Linguistics 2(1). 43–88. Biberauer, Theresa, Anders Holmberg, Ian Roberts & Michelle Sheenan. 2010. Parametric variation: Null subject in minimalist theory . Cambridge: Cambridge University Press. Bonvino, Elisabetta. 2006. Le sujet postverbal en italien parlé: Syntaxe, zones et intonation (Biblioteque des Faits de Langue). Paris: Ophrys. Chafe, Wallace. 1976. Givenness, contrastiveness, definiteness, subjects, topics and point of view. In Charles N. Li (ed.), Subject and topic , 25–55. New York: Academic Press. Chafe, Wallace. 1987. Cognitive constraints and

the 19th International Technical Conference on the Enhanced Safety of Vehicles; 2005 June 6–9, 2005; Washington DC. USA. Available from [7] Brumby DP, Salvucci DD, Howes A. Focus on driving: how cognitive constraints shape the adaptation of strategy when dialing while driving. Proceedings of the SIGCHI Conference on Human Factors in Computing Systems; 2009 April 4–9; Boston, USA. pp. 1629–38. Brumby DP Salvucci DD Howes A. Focus on driving: how

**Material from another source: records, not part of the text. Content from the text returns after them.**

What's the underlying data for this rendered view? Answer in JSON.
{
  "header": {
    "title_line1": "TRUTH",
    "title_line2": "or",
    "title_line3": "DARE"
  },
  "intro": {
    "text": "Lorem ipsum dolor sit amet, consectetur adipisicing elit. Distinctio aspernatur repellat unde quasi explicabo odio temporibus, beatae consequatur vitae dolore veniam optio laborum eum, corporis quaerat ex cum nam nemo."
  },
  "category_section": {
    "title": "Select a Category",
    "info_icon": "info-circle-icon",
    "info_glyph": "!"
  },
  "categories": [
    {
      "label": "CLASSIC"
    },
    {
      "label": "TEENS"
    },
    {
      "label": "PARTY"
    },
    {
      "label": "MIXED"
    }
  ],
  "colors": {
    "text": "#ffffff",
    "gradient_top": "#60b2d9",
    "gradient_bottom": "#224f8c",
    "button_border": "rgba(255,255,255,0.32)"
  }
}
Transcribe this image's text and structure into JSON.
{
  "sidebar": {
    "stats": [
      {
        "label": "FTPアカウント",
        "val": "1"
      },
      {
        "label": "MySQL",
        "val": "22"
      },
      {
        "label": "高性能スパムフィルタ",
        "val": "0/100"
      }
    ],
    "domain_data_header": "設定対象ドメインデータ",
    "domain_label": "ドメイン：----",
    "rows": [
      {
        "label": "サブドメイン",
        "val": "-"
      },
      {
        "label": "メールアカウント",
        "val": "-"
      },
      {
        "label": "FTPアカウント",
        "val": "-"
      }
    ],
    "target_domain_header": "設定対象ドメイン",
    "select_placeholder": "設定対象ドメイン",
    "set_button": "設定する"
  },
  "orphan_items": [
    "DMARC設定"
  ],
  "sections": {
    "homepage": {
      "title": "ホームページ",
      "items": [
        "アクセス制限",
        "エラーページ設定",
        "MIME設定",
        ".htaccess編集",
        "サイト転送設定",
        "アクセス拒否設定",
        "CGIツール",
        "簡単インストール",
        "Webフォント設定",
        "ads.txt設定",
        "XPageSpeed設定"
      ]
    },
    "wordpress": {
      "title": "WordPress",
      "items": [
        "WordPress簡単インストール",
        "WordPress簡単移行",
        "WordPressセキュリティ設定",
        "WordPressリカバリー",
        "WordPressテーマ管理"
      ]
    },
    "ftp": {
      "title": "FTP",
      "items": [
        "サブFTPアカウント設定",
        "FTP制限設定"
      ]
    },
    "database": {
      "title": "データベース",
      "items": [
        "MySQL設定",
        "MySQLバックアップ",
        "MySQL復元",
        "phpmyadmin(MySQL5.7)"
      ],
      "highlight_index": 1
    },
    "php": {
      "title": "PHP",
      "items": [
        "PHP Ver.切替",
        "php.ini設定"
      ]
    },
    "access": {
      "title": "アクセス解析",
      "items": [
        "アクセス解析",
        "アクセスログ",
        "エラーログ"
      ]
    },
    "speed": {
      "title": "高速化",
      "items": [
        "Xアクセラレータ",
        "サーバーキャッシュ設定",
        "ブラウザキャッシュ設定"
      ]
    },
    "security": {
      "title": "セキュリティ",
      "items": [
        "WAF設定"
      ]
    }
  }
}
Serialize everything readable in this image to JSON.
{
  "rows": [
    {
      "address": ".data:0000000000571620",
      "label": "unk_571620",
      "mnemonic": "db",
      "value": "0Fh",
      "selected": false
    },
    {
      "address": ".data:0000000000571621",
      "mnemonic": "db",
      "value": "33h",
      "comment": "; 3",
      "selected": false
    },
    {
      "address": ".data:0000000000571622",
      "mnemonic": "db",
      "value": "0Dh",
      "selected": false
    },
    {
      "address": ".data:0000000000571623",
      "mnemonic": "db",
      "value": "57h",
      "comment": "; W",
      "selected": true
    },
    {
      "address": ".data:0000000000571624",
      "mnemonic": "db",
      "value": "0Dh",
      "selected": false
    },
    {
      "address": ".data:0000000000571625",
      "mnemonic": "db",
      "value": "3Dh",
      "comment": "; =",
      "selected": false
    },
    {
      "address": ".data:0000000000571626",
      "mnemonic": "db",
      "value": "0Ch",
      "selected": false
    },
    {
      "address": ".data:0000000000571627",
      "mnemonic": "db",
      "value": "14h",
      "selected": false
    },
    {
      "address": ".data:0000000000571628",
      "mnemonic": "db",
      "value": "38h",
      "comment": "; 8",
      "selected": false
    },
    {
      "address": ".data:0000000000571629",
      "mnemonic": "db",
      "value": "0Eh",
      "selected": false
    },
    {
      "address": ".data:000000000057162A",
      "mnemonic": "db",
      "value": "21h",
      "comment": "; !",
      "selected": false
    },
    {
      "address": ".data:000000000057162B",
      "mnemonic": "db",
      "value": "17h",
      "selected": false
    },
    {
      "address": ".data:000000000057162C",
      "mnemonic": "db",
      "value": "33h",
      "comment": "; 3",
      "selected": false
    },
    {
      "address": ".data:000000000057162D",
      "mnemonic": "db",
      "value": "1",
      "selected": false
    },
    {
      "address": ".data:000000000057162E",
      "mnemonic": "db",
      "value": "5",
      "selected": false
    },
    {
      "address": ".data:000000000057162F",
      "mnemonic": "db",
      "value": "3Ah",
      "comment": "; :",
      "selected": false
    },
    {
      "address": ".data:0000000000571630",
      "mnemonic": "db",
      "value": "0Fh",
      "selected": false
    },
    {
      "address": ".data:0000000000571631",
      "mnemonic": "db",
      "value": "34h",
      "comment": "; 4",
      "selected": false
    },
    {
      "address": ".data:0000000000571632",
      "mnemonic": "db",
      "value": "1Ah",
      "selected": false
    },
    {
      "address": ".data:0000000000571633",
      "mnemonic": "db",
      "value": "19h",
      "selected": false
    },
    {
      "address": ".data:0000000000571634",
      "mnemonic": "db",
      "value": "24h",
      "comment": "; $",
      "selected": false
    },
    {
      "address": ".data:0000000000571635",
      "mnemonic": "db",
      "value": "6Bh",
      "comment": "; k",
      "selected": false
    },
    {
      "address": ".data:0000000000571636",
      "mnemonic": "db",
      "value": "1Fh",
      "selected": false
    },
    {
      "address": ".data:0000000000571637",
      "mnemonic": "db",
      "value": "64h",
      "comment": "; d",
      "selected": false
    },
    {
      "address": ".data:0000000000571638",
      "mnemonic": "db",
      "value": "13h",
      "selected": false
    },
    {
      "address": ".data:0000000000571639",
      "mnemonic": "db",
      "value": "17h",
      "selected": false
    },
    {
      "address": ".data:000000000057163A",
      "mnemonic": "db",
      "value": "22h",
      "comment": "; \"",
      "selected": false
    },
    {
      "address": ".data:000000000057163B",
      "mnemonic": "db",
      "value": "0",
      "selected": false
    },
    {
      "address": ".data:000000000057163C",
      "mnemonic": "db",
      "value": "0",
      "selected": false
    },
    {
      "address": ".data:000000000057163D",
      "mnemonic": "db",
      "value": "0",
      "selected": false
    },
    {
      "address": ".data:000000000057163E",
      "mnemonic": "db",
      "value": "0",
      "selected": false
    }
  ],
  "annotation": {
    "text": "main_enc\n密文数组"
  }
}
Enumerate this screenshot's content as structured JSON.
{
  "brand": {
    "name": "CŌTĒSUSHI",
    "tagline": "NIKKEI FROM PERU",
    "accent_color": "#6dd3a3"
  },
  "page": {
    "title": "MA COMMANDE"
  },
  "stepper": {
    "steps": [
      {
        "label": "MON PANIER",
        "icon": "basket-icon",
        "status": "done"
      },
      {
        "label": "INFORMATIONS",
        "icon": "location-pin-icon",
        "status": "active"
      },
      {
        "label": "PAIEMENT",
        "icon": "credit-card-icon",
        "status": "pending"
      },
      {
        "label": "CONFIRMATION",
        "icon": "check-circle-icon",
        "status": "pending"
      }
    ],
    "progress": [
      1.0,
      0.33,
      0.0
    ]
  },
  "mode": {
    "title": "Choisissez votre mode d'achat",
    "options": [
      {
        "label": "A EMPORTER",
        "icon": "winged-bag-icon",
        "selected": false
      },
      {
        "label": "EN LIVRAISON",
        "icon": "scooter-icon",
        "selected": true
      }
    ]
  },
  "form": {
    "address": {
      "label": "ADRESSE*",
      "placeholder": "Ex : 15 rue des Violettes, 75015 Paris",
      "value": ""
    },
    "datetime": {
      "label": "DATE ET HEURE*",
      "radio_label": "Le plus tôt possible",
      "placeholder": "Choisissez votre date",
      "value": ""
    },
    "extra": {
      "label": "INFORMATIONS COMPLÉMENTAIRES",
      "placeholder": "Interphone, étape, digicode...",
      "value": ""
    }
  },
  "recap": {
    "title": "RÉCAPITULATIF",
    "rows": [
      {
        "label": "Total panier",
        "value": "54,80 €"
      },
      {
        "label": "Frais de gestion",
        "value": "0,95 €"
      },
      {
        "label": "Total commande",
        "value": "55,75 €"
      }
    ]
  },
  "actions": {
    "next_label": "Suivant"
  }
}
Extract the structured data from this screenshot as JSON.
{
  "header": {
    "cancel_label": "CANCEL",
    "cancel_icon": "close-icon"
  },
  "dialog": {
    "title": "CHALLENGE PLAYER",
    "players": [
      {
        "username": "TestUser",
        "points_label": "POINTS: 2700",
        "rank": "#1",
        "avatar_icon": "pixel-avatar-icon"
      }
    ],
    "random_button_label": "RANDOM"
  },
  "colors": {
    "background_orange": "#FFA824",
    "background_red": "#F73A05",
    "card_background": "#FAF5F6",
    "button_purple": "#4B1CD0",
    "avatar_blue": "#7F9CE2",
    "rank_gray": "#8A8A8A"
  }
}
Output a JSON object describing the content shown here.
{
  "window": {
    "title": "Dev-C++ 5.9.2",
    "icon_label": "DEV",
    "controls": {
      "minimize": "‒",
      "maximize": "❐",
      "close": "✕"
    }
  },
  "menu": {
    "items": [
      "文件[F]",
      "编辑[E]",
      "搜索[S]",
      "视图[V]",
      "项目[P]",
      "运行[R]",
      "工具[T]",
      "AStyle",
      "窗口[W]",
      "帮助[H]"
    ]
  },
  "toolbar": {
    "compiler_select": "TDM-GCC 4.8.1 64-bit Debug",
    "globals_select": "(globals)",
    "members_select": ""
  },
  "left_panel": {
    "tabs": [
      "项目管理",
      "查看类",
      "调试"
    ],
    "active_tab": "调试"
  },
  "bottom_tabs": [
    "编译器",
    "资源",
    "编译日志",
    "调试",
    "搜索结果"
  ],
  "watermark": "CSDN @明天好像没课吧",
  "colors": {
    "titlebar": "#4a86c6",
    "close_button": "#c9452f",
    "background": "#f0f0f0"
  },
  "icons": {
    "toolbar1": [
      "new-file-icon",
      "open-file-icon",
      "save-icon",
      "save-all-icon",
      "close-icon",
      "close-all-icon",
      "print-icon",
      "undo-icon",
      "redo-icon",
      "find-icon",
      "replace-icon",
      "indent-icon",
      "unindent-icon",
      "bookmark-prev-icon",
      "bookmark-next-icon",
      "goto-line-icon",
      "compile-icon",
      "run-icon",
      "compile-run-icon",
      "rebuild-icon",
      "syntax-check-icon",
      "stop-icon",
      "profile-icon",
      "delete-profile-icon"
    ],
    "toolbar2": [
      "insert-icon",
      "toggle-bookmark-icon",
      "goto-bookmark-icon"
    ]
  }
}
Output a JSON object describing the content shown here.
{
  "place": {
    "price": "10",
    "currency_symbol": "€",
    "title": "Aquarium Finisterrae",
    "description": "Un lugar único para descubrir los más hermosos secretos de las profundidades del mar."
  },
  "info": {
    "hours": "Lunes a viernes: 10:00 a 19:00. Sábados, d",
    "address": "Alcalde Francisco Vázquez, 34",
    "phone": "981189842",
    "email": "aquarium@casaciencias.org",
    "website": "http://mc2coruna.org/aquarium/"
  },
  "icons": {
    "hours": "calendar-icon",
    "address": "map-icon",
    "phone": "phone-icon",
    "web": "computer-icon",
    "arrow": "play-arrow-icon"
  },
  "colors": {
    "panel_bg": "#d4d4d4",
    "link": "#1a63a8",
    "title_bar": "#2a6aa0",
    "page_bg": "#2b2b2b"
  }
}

, K. Smith and R. Ferrer-i-Cancho (eds.), Proceedings of the 7th International Conference on the Evolution of Language . 427–428. London: World Scientific. Hall, E. 1969. The hidden dimension . New York: Doubleday. Hall, E. 1976. Beyond culture . New York: Anchor Press. Hall, M. L., R. I. Mayberry and V. S. Ferreira. 2013. Cognitive constraints on constituent order: Evidence from elicited pantomime. Cognition 129(1). 1–17. Harnad, S. 1990. The symbol grounding problem. Physica D: Nonlinear Phenomena 42(1–3). 335–346. Hauser, M. D., N. A. Chomsky and W. T